When the female returns from a feeding trip or when she is separated from her pup, she searches for her pup by creating vocalisations and listening for a reply. Both female and pup are able to identify each others vocalisations in a colony of a few hundred seals. In close range, they use olfactory signatures for further identification.
The motor skills of pups gradually develop and pups generally quite freely move about from the age of 2-3 weeks. Pups are seen playing in pools of water from December and the number of pups seen in pools significantly increase in January. As pups grow older, they become very active and inquisitive, resulting in pups spending a lot of their time playing in pools, playing with other pups and with objects such as marine debris or kelp.
NZ fur seals in New Zealand do not have natural predators on land due to the lack of large native mammals species.

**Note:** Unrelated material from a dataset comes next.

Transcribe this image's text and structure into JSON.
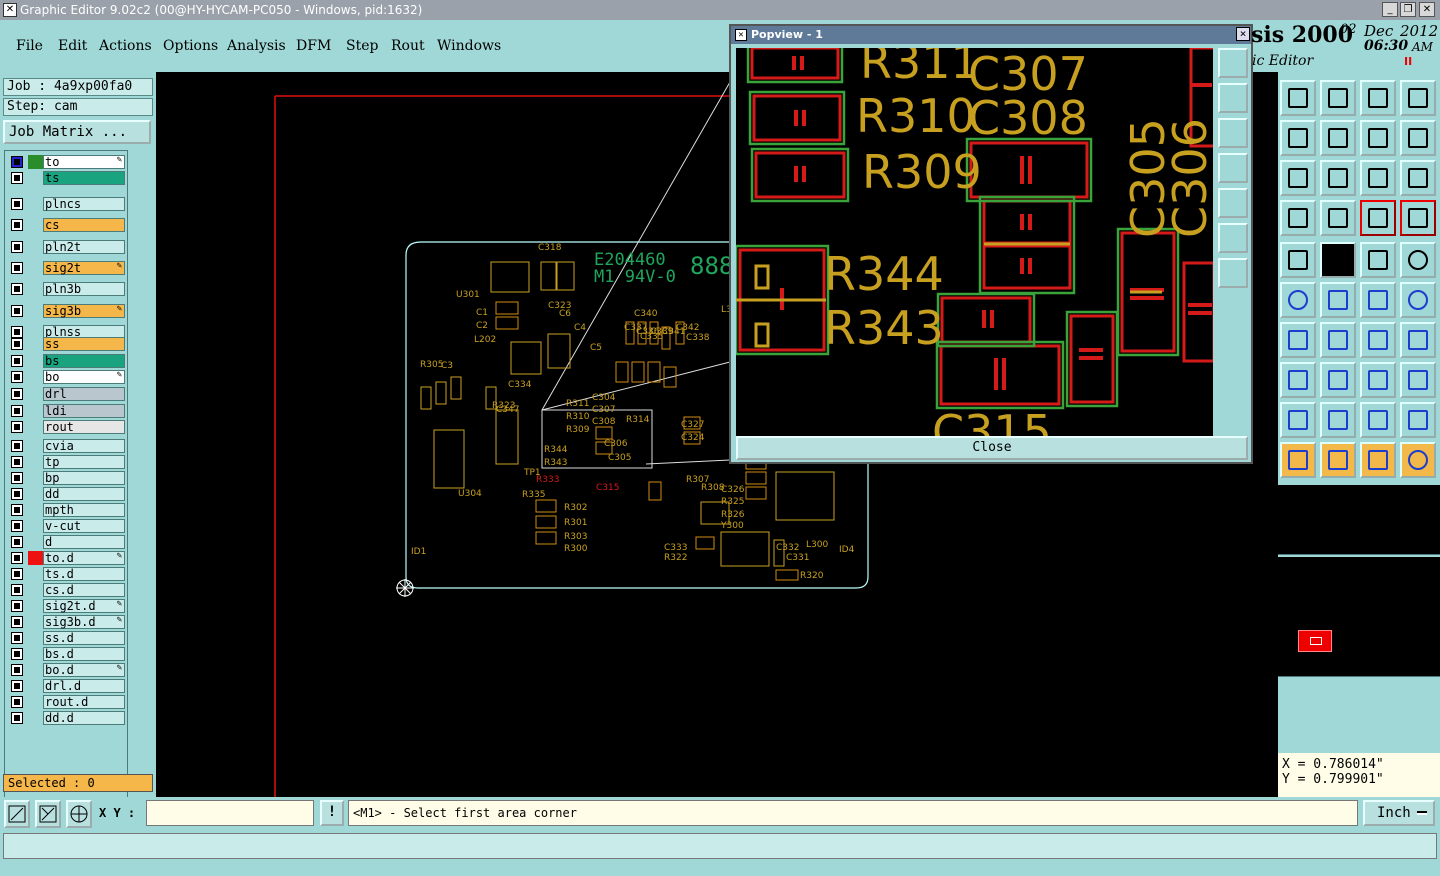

However, they are preyed upon by a number of predators in the sea, such as sharks and orcas.
One of the serious threats to fur seals of all ages is entanglement in marine debris, such as broken fishing gear. Numerous fur seals have been seen with their necks tightly wrapped in objects such as discarded fishing lines and plastic.
The greatest threat to newborn pups are being trampled upon by large males during the breeding season. Falling rocks and high level of adult female aggression can also be fatal to pups especially when they are young.
Baird, S.J. (2011). New Zealand fur seals – summary of current knowledge New Zealand Aquatic Environment and Biodiversity Report No. 72.
Chilvers, B.L. & Goldsworthy, S.D. 2015. Arctocephalus forsteri. The IUCN Red List of Threatened Species. Version 2015.2. <www.iucnredlist.org>.
Goldsworthy, S. & Gales, N. (IUCN SSC Pinniped Specialist Group) 2008. Arctocephalus forsteri. The IUCN Red List of Threatened Species. Version 2014.2.
Wilson, G. J. (1981). Distribution and abundance of the New Zealand fur seal, Arctocephalus forsteri. Fisheries Research Division Occasional Publication No. 20. 39 p.
and personal observations by Juliet N K
“As the natural world grows smaller, so too does its intensity and the size of the window through which it may be viewed.”
– Fennel Hudson